Guest contributor Simon Griffiths shares How to re-engineer business processes in uncertain times. Uncle Den opens up the digi-kimono, and details how (not) to make your core team nuts to deliver platform upgrades in record time in How not to drive users and developers crazy.

Best of the rest

Waiter suggesting a bottle of wine to a customer

Genuine change is about action, not platitudes or P.R. festivals. Ergo, I enjoyed Jason Corsello's Diversity & The Future of Work — We Can No Longer Sit on the Sidelines! Corsello has a similar ax to grind, and wants to see companies push for corporate change as well:

As leaders of people and organizations, those same executives can stand up to racism by the examples they create in their own companies.

Where to get started? That can be an excuse or a legit area of question. To counter this, Corsello runs through ten action steps, from addressing pay inequity to rolling out mentoring programs, a la Slack's "Rising Tides" for diverse, emerging leaders. I doubt any organization could give themselves a solid grade on all ten - including diginomica.
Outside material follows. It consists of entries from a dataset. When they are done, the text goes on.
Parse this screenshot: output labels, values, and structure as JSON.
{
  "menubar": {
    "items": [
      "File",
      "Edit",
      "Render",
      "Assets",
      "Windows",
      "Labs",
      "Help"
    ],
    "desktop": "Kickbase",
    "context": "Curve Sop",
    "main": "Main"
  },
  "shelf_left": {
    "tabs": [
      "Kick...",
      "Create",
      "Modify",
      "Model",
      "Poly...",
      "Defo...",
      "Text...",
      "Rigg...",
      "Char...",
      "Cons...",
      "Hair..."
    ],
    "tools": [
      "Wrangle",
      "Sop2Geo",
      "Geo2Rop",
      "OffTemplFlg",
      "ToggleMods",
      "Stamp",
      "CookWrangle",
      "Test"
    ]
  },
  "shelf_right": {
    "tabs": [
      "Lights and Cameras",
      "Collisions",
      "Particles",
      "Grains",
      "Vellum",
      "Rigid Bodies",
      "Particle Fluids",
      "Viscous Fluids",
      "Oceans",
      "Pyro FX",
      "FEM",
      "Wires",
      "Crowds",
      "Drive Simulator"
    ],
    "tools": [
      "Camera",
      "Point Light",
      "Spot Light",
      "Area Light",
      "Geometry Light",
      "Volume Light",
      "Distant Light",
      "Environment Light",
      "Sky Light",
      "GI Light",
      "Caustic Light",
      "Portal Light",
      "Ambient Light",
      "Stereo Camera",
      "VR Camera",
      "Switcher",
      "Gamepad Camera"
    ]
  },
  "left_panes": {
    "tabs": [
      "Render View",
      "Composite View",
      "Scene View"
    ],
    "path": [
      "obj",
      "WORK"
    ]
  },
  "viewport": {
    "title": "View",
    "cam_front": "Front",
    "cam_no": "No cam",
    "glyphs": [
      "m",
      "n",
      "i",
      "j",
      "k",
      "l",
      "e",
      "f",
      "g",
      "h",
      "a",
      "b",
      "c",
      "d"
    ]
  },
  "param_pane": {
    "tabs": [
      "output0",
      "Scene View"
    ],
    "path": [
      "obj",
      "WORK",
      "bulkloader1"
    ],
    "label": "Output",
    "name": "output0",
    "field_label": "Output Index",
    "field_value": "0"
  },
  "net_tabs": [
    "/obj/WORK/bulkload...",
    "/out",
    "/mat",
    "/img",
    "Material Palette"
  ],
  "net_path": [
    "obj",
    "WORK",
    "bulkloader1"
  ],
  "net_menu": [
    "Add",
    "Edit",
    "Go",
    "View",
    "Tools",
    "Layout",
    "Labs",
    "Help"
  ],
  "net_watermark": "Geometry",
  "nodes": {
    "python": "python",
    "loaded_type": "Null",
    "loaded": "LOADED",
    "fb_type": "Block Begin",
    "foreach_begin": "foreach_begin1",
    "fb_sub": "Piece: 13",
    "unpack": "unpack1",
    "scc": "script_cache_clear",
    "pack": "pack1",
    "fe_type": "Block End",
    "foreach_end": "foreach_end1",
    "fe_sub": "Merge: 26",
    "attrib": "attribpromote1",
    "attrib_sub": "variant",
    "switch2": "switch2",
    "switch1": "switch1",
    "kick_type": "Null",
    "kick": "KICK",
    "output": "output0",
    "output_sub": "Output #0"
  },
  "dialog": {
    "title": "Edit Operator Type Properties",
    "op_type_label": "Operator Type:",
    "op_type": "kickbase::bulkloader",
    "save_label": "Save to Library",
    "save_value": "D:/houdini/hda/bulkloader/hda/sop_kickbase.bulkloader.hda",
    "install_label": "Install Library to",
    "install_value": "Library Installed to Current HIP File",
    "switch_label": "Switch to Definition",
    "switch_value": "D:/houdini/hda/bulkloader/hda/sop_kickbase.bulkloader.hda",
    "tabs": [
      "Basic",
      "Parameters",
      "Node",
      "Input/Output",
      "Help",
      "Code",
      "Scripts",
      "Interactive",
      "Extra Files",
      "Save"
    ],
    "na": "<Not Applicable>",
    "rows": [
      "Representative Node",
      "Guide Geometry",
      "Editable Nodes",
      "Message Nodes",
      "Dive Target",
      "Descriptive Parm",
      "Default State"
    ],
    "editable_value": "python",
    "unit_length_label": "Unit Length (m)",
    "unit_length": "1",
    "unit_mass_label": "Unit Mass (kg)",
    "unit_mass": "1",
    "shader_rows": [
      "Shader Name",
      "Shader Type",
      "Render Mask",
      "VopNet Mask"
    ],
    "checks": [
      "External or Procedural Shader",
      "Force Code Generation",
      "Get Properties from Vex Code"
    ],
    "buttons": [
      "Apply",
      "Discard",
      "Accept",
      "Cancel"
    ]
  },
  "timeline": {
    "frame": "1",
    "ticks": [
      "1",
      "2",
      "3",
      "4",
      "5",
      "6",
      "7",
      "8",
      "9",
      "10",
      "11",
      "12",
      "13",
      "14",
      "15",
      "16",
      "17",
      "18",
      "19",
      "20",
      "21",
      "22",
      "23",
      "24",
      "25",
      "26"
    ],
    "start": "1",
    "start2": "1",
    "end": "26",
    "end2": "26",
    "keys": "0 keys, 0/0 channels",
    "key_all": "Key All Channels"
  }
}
We all have work to do, but it's the right work.

Honorable mention

  • Zoom's Commitment to User Security Depends on Whether you Pay It or Not - Did Zoom step in it again? From a P.R. standpoint, definitely. From a policy standpoint, well, that's a debate worth having. Security ace Bruce Schneier frames it well, but check the updates and reader comments for a rounded view.
  • Google DeepMind buzz dissipates after AlphaGo highs - Funny thing about hype? Sometimes when the buzz goes away, the good work gets done. This from the DeepMind team: "We have created a unique environment where ambitious A.I. research can flourish." Doesn't sound like they are giving up because the page views went down, does it?
  • How To Build A Business Case For Endpoint Security - Beef up security? Not without a business case. Louis Columbus lays it out. "A financial services company recently calculated their annual benefits of E.S. initiative will be $475,000, and the costs, $65,000, will yield a net return of $6.30 for every $1 invested."
  • Could Automation Kill the Security Analyst? - The author denounces her own headline about three paragraphs in (automation goes hand-in-hand with the human side of security), but the piece remains useful.
  • Emotions at Work - We aren't getting away from an emotionally-charged workplace anytime soon. One of the best managers I know, Vijay Vijayasankar, dishes out tips and lessons.
  • Enterprise Software Communities - audio podcast with Jon Reed. Yep, I took a turn on the podcast hot seat, with Tim "sharp questions" Rodman of AUG, Acumatica's independent online user group. Gotta love this pitch: "An AUG Blog Audio Post is basically an Acumatica Podcast Episode without the fancy background music. Our two rules: 1. No Editing. 2. Publish Immediately." And so it was.

Overworked businessman

Whiffs

Speaking of incredibly exciting developments in A.I. respect for the bruising lessons of tech history, I got a kick out of this weekend's discovery:

But hey, there's good news: A.I. has come a long way from 1972, making our workplaces so much better:

Speaking of the future, McKinsey got way ahead of themselves with this extravagant headline:

Without doubt, the most concerning whiff of the week: The May jobs report had 'misclassification error' that made the unemployment rate look lower than it is. Here's what happened. Thankfully, even after the three percentage point error, the news was still better than expected, but that's a market whopper nonetheless.

I need to leave you with a lighter headline than that. How about Bill Would Prevent the President from Nuking Hurricanes.

Not quite light enough? Okay, I'll revert to animals. How about this video of a pet cockatoo strenuously objecting, in many languages known and unknown, about a pending trip to the vet? See if that doesn't put a smile on your Monday. Catch you next time...

If you find an #ensw piece that qualifies for hits and misses - in a good or bad way - let me know in the comments as Clive (almost) always does. Most Enterprise hits and misses articles are selected from my curated @jonerpnewsfeed. 'myPOV' is borrowed with reluctant permission from the ubiquitous Ray Wang.